I haven't have free time in weeks.  Last weekend, I was crippled by fatigue and depression, so I couldn't do much that I wanted to do.  The weekend before, I went to my job.  The weekend before that, I went on a trip.  But finally, now I have a few days to putter around at home doing the things I want to be doing.  Sure the trip a few weeks ago was something I wanted to do, but it's just not the same as being able to have time to myself at home.  I really love having time to myself.

At times in my life when good companions are abundant, I need to take some time away from them.  I need quiet time to read, write, and think. I feel suffocated without it.

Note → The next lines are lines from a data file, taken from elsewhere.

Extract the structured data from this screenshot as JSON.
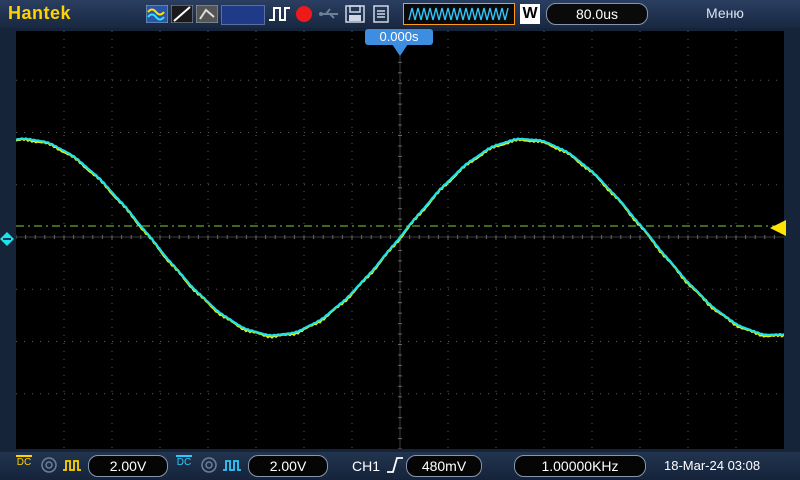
{
  "brand": "Hantek",
  "toolbar": {
    "run_state_icon": "record-dot-icon",
    "timebase_mark": "W",
    "timebase": "80.0us",
    "menu": "Меню"
  },
  "screen": {
    "trigger_position": "0.000s",
    "colors": {
      "ch1": "#f2f000",
      "ch2": "#20e0e8",
      "trigger_level": "#7ad232",
      "grid": "#666666"
    }
  },
  "bottom": {
    "ch1_volts_div": "2.00V",
    "ch2_volts_div": "2.00V",
    "trigger_source": "CH1",
    "trigger_level": "480mV",
    "frequency": "1.00000KHz",
    "datetime": "18-Mar-24 03:08",
    "coupling": "DC"
  }
}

It's true that when I'm depressed, I feel that being alone is a bad thing. But that is a symptom of my depression.  I'm not myself when I'm depressed.  When I'm myself, which is most of the time, I know that 1) Everyone needs a balance of time with others and time alone, 2) I seem to like more time alone than some people, 3) I have more than enough of people at my job, so I'm glad to get away from people in my free time, and 4) there are a few people I like who I wish wanted to spend more time with me.

I don't mind being alone.  What I mind is when the people I want to be with push me away.  What I mind is when they do fun things, things I'd love to do, and they don't invite me.  What I mind is when I invite them to do something with me, and they don't want to do it.  What I mind is that parents of small children seem to only want to spend time with other parents.  You would think they would see that as a childless person, I have a pair of spare hands.  You would think they would find it useful to hang out with someone who has a pair of spare hands, to either hold a kid, or do whatever they can't do while they are holding a kid.  I love to dance, but when I took ballroom dance class, there were too many women.  The men were supposed to ask different women each time, but I kept on being one of the leftovers, every time.  I don't think it's fair that unpopular people don't get to dance.

So, I love being alone, but I hate being unwanted.